╔══

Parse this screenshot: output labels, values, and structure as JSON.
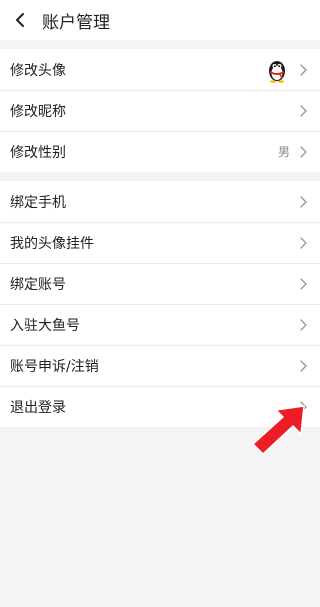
{
  "header": {
    "title": "账户管理",
    "back_icon": "chevron-left-icon"
  },
  "group1": {
    "items": [
      {
        "label": "修改头像",
        "value": "",
        "icon": "qq-penguin-avatar"
      },
      {
        "label": "修改昵称",
        "value": ""
      },
      {
        "label": "修改性别",
        "value": "男"
      }
    ]
  },
  "group2": {
    "items": [
      {
        "label": "绑定手机"
      },
      {
        "label": "我的头像挂件"
      },
      {
        "label": "绑定账号"
      },
      {
        "label": "入驻大鱼号"
      },
      {
        "label": "账号申诉/注销"
      },
      {
        "label": "退出登录"
      }
    ]
  },
  "annotation": {
    "color": "#ee1c24",
    "icon": "red-arrow-pointer"
  },
  "colors": {
    "background": "#f4f4f4",
    "surface": "#ffffff",
    "divider": "#ececec",
    "chevron": "#999999"
  }
}
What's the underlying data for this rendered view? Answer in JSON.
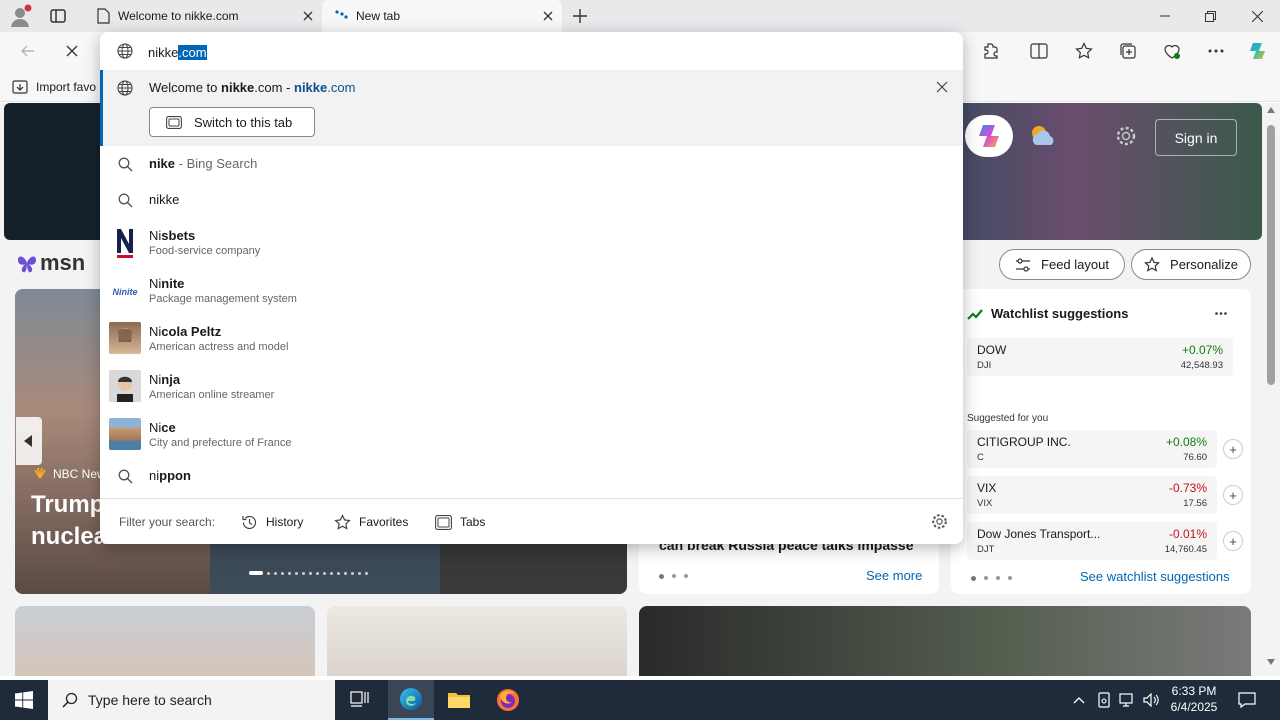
{
  "browser": {
    "tabs": [
      {
        "title": "Welcome to nikke.com",
        "active": false
      },
      {
        "title": "New tab",
        "active": true
      }
    ],
    "address": {
      "typed": "nikke",
      "autocomplete": ".com"
    },
    "favbar": {
      "import_label": "Import favo"
    }
  },
  "dropdown": {
    "open_tab": {
      "prefix": "Welcome to ",
      "bold": "nikke",
      "rest": ".com - ",
      "url_bold": "nikke",
      "url_rest": ".com",
      "switch_label": "Switch to this tab"
    },
    "suggestions": [
      {
        "type": "search",
        "bold": "nike",
        "rest": "",
        "suffix": " - Bing Search"
      },
      {
        "type": "search",
        "bold": "",
        "rest": "nikke",
        "suffix": ""
      },
      {
        "type": "entity",
        "match": "Ni",
        "rest": "sbets",
        "subtitle": "Food-service company",
        "icon": "nisbets-logo"
      },
      {
        "type": "entity",
        "match": "Ni",
        "rest": "nite",
        "subtitle": "Package management system",
        "icon": "ninite-logo"
      },
      {
        "type": "entity",
        "match": "Ni",
        "rest": "cola Peltz",
        "subtitle": "American actress and model",
        "icon": "person-photo"
      },
      {
        "type": "entity",
        "match": "Ni",
        "rest": "nja",
        "subtitle": "American online streamer",
        "icon": "person-photo"
      },
      {
        "type": "entity",
        "match": "Ni",
        "rest": "ce",
        "subtitle": "City and prefecture of France",
        "icon": "city-photo"
      },
      {
        "type": "search",
        "bold": "",
        "match": "ni",
        "rest": "ppon",
        "suffix": ""
      }
    ],
    "filter": {
      "label": "Filter your search:",
      "options": [
        "History",
        "Favorites",
        "Tabs"
      ]
    }
  },
  "msn": {
    "logo": "msn",
    "sign_in": "Sign in",
    "feed_layout": "Feed layout",
    "personalize": "Personalize",
    "hero": {
      "source": "NBC New",
      "headline_line1": "Trump",
      "headline_line2": "nuclea"
    },
    "news_fragment": "can break Russia peace talks impasse",
    "see_more": "See more",
    "watchlist": {
      "title": "Watchlist suggestions",
      "rows": [
        {
          "name": "DOW",
          "symbol": "DJI",
          "change": "+0.07%",
          "price": "42,548.93",
          "up": true
        }
      ],
      "suggested_label": "Suggested for you",
      "suggested": [
        {
          "name": "CITIGROUP INC.",
          "symbol": "C",
          "change": "+0.08%",
          "price": "76.60",
          "up": true
        },
        {
          "name": "VIX",
          "symbol": "VIX",
          "change": "-0.73%",
          "price": "17.56",
          "up": false
        },
        {
          "name": "Dow Jones Transport...",
          "symbol": "DJT",
          "change": "-0.01%",
          "price": "14,760.45",
          "up": false
        }
      ],
      "see_link": "See watchlist suggestions"
    }
  },
  "taskbar": {
    "search_placeholder": "Type here to search",
    "time": "6:33 PM",
    "date": "6/4/2025"
  },
  "colors": {
    "accent": "#0067b8",
    "positive": "#107c10",
    "negative": "#c50f1f",
    "taskbar": "#1f2b3a"
  }
}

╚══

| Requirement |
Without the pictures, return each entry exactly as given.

| Response area |
Parse this screenshot: output labels, values, and structure as JSON.
{
  "header": {
    "title": "账户管理",
    "back_icon": "chevron-left-icon"
  },
  "group1": {
    "items": [
      {
        "label": "修改头像",
        "value": "",
        "icon": "qq-penguin-avatar"
      },
      {
        "label": "修改昵称",
        "value": ""
      },
      {
        "label": "修改性别",
        "value": "男"
      }
    ]
  },
  "group2": {
    "items": [
      {
        "label": "绑定手机"
      },
      {
        "label": "我的头像挂件"
      },
      {
        "label": "绑定账号"
      },
      {
        "label": "入驻大鱼号"
      },
      {
        "label": "账号申诉/注销"
      },
      {
        "label": "退出登录"
      }
    ]
  },
  "annotation": {
    "color": "#ee1c24",
    "icon": "red-arrow-pointer"
  },
  "colors": {
    "background": "#f4f4f4",
    "surface": "#ffffff",
    "divider": "#ececec",
    "chevron": "#999999"
  }
}
What's the underlying data for this rendered view? Answer in JSON.
{
  "browser": {
    "tabs": [
      {
        "title": "Welcome to nikke.com",
        "active": false
      },
      {
        "title": "New tab",
        "active": true
      }
    ],
    "address": {
      "typed": "nikke",
      "autocomplete": ".com"
    },
    "favbar": {
      "import_label": "Import favo"
    }
  },
  "dropdown": {
    "open_tab": {
      "prefix": "Welcome to ",
      "bold": "nikke",
      "rest": ".com - ",
      "url_bold": "nikke",
      "url_rest": ".com",
      "switch_label": "Switch to this tab"
    },
    "suggestions": [
      {
        "type": "search",
        "bold": "nike",
        "rest": "",
        "suffix": " - Bing Search"
      },
      {
        "type": "search",
        "bold": "",
        "rest": "nikke",
        "suffix": ""
      },
      {
        "type": "entity",
        "match": "Ni",
        "rest": "sbets",
        "subtitle": "Food-service company",
        "icon": "nisbets-logo"
      },
      {
        "type": "entity",
        "match": "Ni",
        "rest": "nite",
        "subtitle": "Package management system",
        "icon": "ninite-logo"
      },
      {
        "type": "entity",
        "match": "Ni",
        "rest": "cola Peltz",
        "subtitle": "American actress and model",
        "icon": "person-photo"
      },
      {
        "type": "entity",
        "match": "Ni",
        "rest": "nja",
        "subtitle": "American online streamer",
        "icon": "person-photo"
      },
      {
        "type": "entity",
        "match": "Ni",
        "rest": "ce",
        "subtitle": "City and prefecture of France",
        "icon": "city-photo"
      },
      {
        "type": "search",
        "bold": "",
        "match": "ni",
        "rest": "ppon",
        "suffix": ""
      }
    ],
    "filter": {
      "label": "Filter your search:",
      "options": [
        "History",
        "Favorites",
        "Tabs"
      ]
    }
  },
  "msn": {
    "logo": "msn",
    "sign_in": "Sign in",
    "feed_layout": "Feed layout",
    "personalize": "Personalize",
    "hero": {
      "source": "NBC New",
      "headline_line1": "Trump",
      "headline_line2": "nuclea"
    },
    "news_fragment": "can break Russia peace talks impasse",
    "see_more": "See more",
    "watchlist": {
      "title": "Watchlist suggestions",
      "rows": [
        {
          "name": "DOW",
          "symbol": "DJI",
          "change": "+0.07%",
          "price": "42,548.93",
          "up": true
        }
      ],
      "suggested_label": "Suggested for you",
      "suggested": [
        {
          "name": "CITIGROUP INC.",
          "symbol": "C",
          "change": "+0.08%",
          "price": "76.60",
          "up": true
        },
        {
          "name": "VIX",
          "symbol": "VIX",
          "change": "-0.73%",
          "price": "17.56",
          "up": false
        },
        {
          "name": "Dow Jones Transport...",
          "symbol": "DJT",
          "change": "-0.01%",
          "price": "14,760.45",
          "up": false
        }
      ],
      "see_link": "See watchlist suggestions"
    }
  },
  "taskbar": {
    "search_placeholder": "Type here to search",
    "time": "6:33 PM",
    "date": "6/4/2025"
  },
  "colors": {
    "accent": "#0067b8",
    "positive": "#107c10",
    "negative": "#c50f1f",
    "taskbar": "#1f2b3a"
  }
}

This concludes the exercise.